IPCC associate commissioner Guido Liguori said: “We carried out a thorough investigation into the circumstances of the shooting and found no evidence that the officer who shot Mr Davies used unnecessary, unreasonable or disproportionate force.

“Mr Davies had an illegal firearm, which he was firing into a residential street towards police. Officers feared for their safety and the safety of others, and the trained firearms officer who fired the fatal shot believed the only manner in which lives could be protected was by shooting Mr Davies.

“My thoughts remain with all of those affected by his death.”

The IPCC investigation looked at the circumstances surrounding the fatal shooting of Mr Davies, including the actions of the firearms officers involved and their use of force.

It also examined the planning and decision making regarding the use of firearms, and the information that officers had about the incident and the events leading up to it.

The IPCC upheld a complaint from Mr Davies’ family in relation to the length of time it took for Cambridgeshire Constabulary to inform them of Mr Davies’ death.

Associate commissioner Liguori added: “Mr Davies’ family did not find out until some hours after the fatal shooting that he had died. They should have been informed by police without delay once Mr Davies had been identified, but in this case this did not happen.

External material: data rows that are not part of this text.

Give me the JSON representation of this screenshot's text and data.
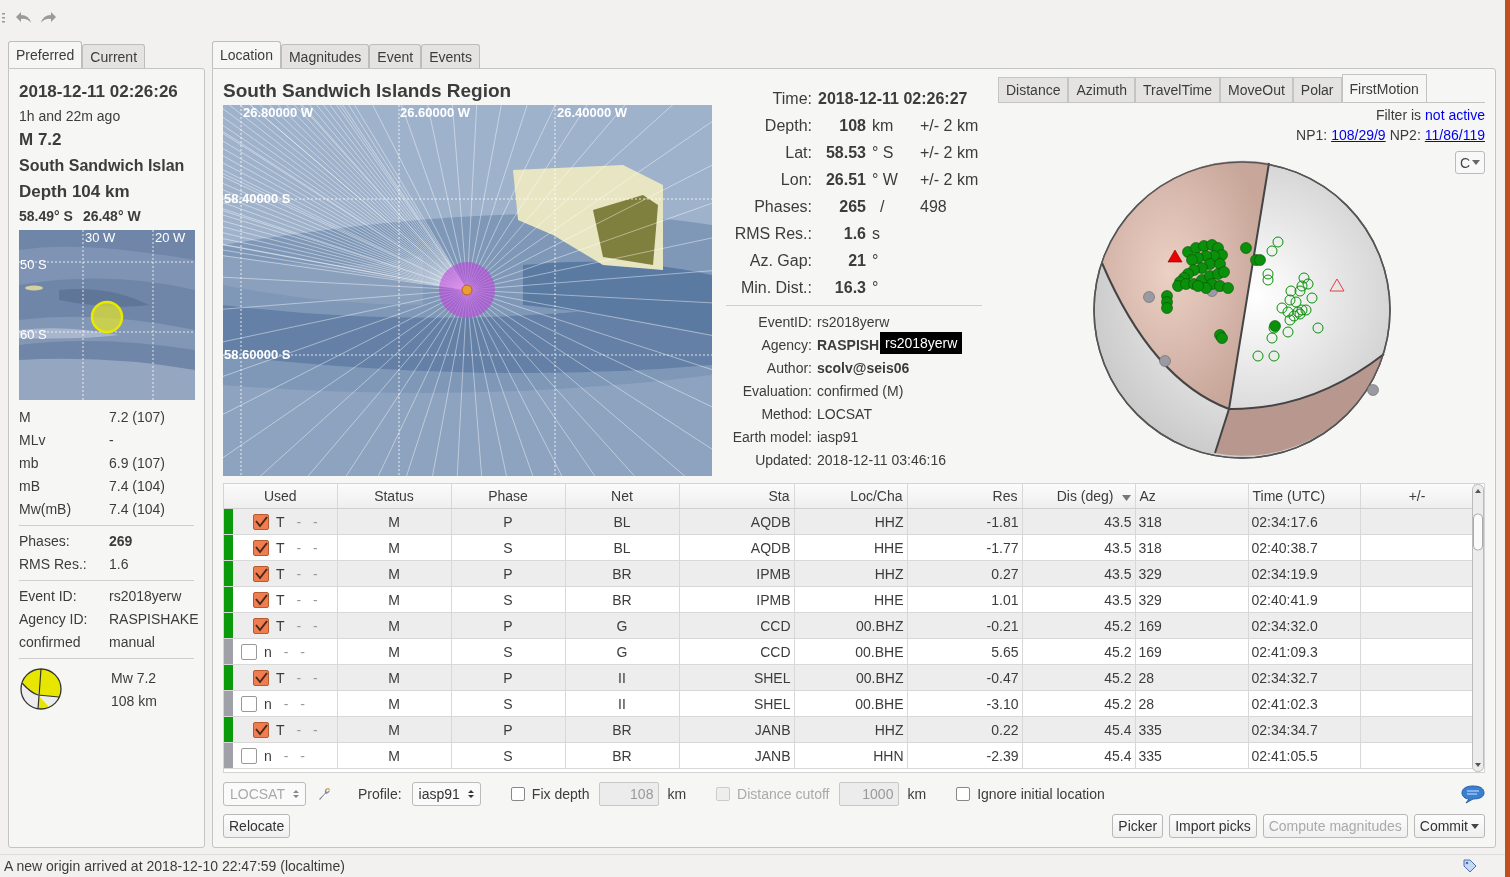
{
  "left_panel": {
    "tabs": [
      {
        "label": "Preferred",
        "selected": true
      },
      {
        "label": "Current",
        "selected": false
      }
    ],
    "time": "2018-12-11 02:26:26",
    "ago": "1h and 22m ago",
    "magnitude": "M  7.2",
    "region": "South Sandwich Islan",
    "depth": "Depth  104 km",
    "latitude": "58.49° S",
    "longitude": "26.48° W",
    "map": {
      "lon_labels": [
        "30 W",
        "20 W"
      ],
      "lat_labels": [
        "50 S",
        "60 S"
      ]
    },
    "magnitudes": [
      {
        "type": "M",
        "value": "7.2 (107)"
      },
      {
        "type": "MLv",
        "value": "-"
      },
      {
        "type": "mb",
        "value": "6.9 (107)"
      },
      {
        "type": "mB",
        "value": "7.4 (104)"
      },
      {
        "type": "Mw(mB)",
        "value": "7.4 (104)"
      }
    ],
    "quality": [
      {
        "label": "Phases:",
        "value": "269",
        "bold": true
      },
      {
        "label": "RMS Res.:",
        "value": "1.6",
        "bold": false
      }
    ],
    "ids": [
      {
        "label": "Event ID:",
        "value": "rs2018yerw"
      },
      {
        "label": "Agency ID:",
        "value": "RASPISHAKE"
      },
      {
        "label": "confirmed",
        "value": "manual"
      }
    ],
    "mechanism": {
      "magnitude": "Mw 7.2",
      "depth": "108 km"
    }
  },
  "tabs": [
    {
      "label": "Location",
      "selected": true
    },
    {
      "label": "Magnitudes",
      "selected": false
    },
    {
      "label": "Event",
      "selected": false
    },
    {
      "label": "Events",
      "selected": false
    }
  ],
  "location": {
    "region": "South Sandwich Islands Region",
    "map": {
      "lon_labels": [
        "26.80000 W",
        "26.60000 W",
        "26.40000 W"
      ],
      "lat_labels": [
        "58.40000 S",
        "58.60000 S"
      ]
    },
    "summary": [
      {
        "label": "Time:",
        "value": "2018-12-11 02:26:27"
      },
      {
        "label": "Depth:",
        "value": "108",
        "unit": "km",
        "error": "+/- 2  km"
      },
      {
        "label": "Lat:",
        "value": "58.53",
        "unit": "° S",
        "error": "+/- 2  km"
      },
      {
        "label": "Lon:",
        "value": "26.51",
        "unit": "° W",
        "error": "+/- 2  km"
      },
      {
        "label": "Phases:",
        "value": "265",
        "separator": "/",
        "total": "498"
      },
      {
        "label": "RMS Res.:",
        "value": "1.6",
        "unit": "s"
      },
      {
        "label": "Az. Gap:",
        "value": "21",
        "unit": "°"
      },
      {
        "label": "Min. Dist.:",
        "value": "16.3",
        "unit": "°"
      }
    ],
    "details": [
      {
        "label": "EventID:",
        "value": "rs2018yerw",
        "bold": false
      },
      {
        "label": "Agency:",
        "value": "RASPISH",
        "bold": true
      },
      {
        "label": "Author:",
        "value": "scolv@seis06",
        "bold": true
      },
      {
        "label": "Evaluation:",
        "value": "confirmed (M)",
        "bold": false
      },
      {
        "label": "Method:",
        "value": "LOCSAT",
        "bold": false
      },
      {
        "label": "Earth model:",
        "value": "iasp91",
        "bold": false
      },
      {
        "label": "Updated:",
        "value": "2018-12-11 03:46:16",
        "bold": false
      }
    ],
    "tooltip": "rs2018yerw"
  },
  "plot_tabs": [
    {
      "label": "Distance",
      "selected": false
    },
    {
      "label": "Azimuth",
      "selected": false
    },
    {
      "label": "TravelTime",
      "selected": false
    },
    {
      "label": "MoveOut",
      "selected": false
    },
    {
      "label": "Polar",
      "selected": false
    },
    {
      "label": "FirstMotion",
      "selected": true
    }
  ],
  "first_motion": {
    "filter_label": "Filter is",
    "filter_state": "not active",
    "np1_label": "NP1:",
    "np1": "108/29/9",
    "np2_label": "NP2:",
    "np2": "11/86/119",
    "mode_button": "C"
  },
  "table": {
    "columns": [
      {
        "label": "Used",
        "sorted": false
      },
      {
        "label": "Status",
        "sorted": false
      },
      {
        "label": "Phase",
        "sorted": false
      },
      {
        "label": "Net",
        "sorted": false
      },
      {
        "label": "Sta",
        "sorted": false
      },
      {
        "label": "Loc/Cha",
        "sorted": false
      },
      {
        "label": "Res",
        "sorted": false
      },
      {
        "label": "Dis (deg)",
        "sorted": true
      },
      {
        "label": "Az",
        "sorted": false
      },
      {
        "label": "Time (UTC)",
        "sorted": false
      },
      {
        "label": "+/-",
        "sorted": false
      }
    ],
    "rows": [
      {
        "used": true,
        "flag": "T",
        "weights": "-   -",
        "status": "M",
        "phase": "P",
        "net": "BL",
        "sta": "AQDB",
        "loccha": "HHZ",
        "res": "-1.81",
        "dis": "43.5",
        "az": "318",
        "time": "02:34:17.6"
      },
      {
        "used": true,
        "flag": "T",
        "weights": "-   -",
        "status": "M",
        "phase": "S",
        "net": "BL",
        "sta": "AQDB",
        "loccha": "HHE",
        "res": "-1.77",
        "dis": "43.5",
        "az": "318",
        "time": "02:40:38.7"
      },
      {
        "used": true,
        "flag": "T",
        "weights": "-   -",
        "status": "M",
        "phase": "P",
        "net": "BR",
        "sta": "IPMB",
        "loccha": "HHZ",
        "res": "0.27",
        "dis": "43.5",
        "az": "329",
        "time": "02:34:19.9"
      },
      {
        "used": true,
        "flag": "T",
        "weights": "-   -",
        "status": "M",
        "phase": "S",
        "net": "BR",
        "sta": "IPMB",
        "loccha": "HHE",
        "res": "1.01",
        "dis": "43.5",
        "az": "329",
        "time": "02:40:41.9"
      },
      {
        "used": true,
        "flag": "T",
        "weights": "-   -",
        "status": "M",
        "phase": "P",
        "net": "G",
        "sta": "CCD",
        "loccha": "00.BHZ",
        "res": "-0.21",
        "dis": "45.2",
        "az": "169",
        "time": "02:34:32.0"
      },
      {
        "used": false,
        "flag": "n",
        "weights": "-   -",
        "status": "M",
        "phase": "S",
        "net": "G",
        "sta": "CCD",
        "loccha": "00.BHE",
        "res": "5.65",
        "dis": "45.2",
        "az": "169",
        "time": "02:41:09.3"
      },
      {
        "used": true,
        "flag": "T",
        "weights": "-   -",
        "status": "M",
        "phase": "P",
        "net": "II",
        "sta": "SHEL",
        "loccha": "00.BHZ",
        "res": "-0.47",
        "dis": "45.2",
        "az": "28",
        "time": "02:34:32.7"
      },
      {
        "used": false,
        "flag": "n",
        "weights": "-   -",
        "status": "M",
        "phase": "S",
        "net": "II",
        "sta": "SHEL",
        "loccha": "00.BHE",
        "res": "-3.10",
        "dis": "45.2",
        "az": "28",
        "time": "02:41:02.3"
      },
      {
        "used": true,
        "flag": "T",
        "weights": "-   -",
        "status": "M",
        "phase": "P",
        "net": "BR",
        "sta": "JANB",
        "loccha": "HHZ",
        "res": "0.22",
        "dis": "45.4",
        "az": "335",
        "time": "02:34:34.7"
      },
      {
        "used": false,
        "flag": "n",
        "weights": "-   -",
        "status": "M",
        "phase": "S",
        "net": "BR",
        "sta": "JANB",
        "loccha": "HHN",
        "res": "-2.39",
        "dis": "45.4",
        "az": "335",
        "time": "02:41:05.5"
      }
    ]
  },
  "controls": {
    "method": {
      "value": "LOCSAT",
      "disabled": true
    },
    "profile_label": "Profile:",
    "profile": "iasp91",
    "fix_depth": {
      "label": "Fix depth",
      "checked": false,
      "disabled": false
    },
    "depth": {
      "value": "108",
      "unit": "km",
      "disabled": true
    },
    "distance_cutoff": {
      "label": "Distance cutoff",
      "checked": false,
      "disabled": true
    },
    "cutoff": {
      "value": "1000",
      "unit": "km",
      "disabled": true
    },
    "ignore_initial": {
      "label": "Ignore initial location",
      "checked": false,
      "disabled": false
    }
  },
  "buttons_left": [
    {
      "label": "Relocate",
      "disabled": false,
      "menu": false
    }
  ],
  "buttons_right": [
    {
      "label": "Picker",
      "disabled": false,
      "menu": false
    },
    {
      "label": "Import picks",
      "disabled": false,
      "menu": false
    },
    {
      "label": "Compute magnitudes",
      "disabled": true,
      "menu": false
    },
    {
      "label": "Commit",
      "disabled": false,
      "menu": true
    }
  ],
  "status_bar": "A new origin arrived at 2018-12-10 22:47:59 (localtime)"
}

“We upheld the complaint about the time taken to inform Mr Davies’ family of his death and have raised this as a learning issue for Cambridgeshire Constabulary. The force has accepted there were missed opportunities to inform his family sooner.”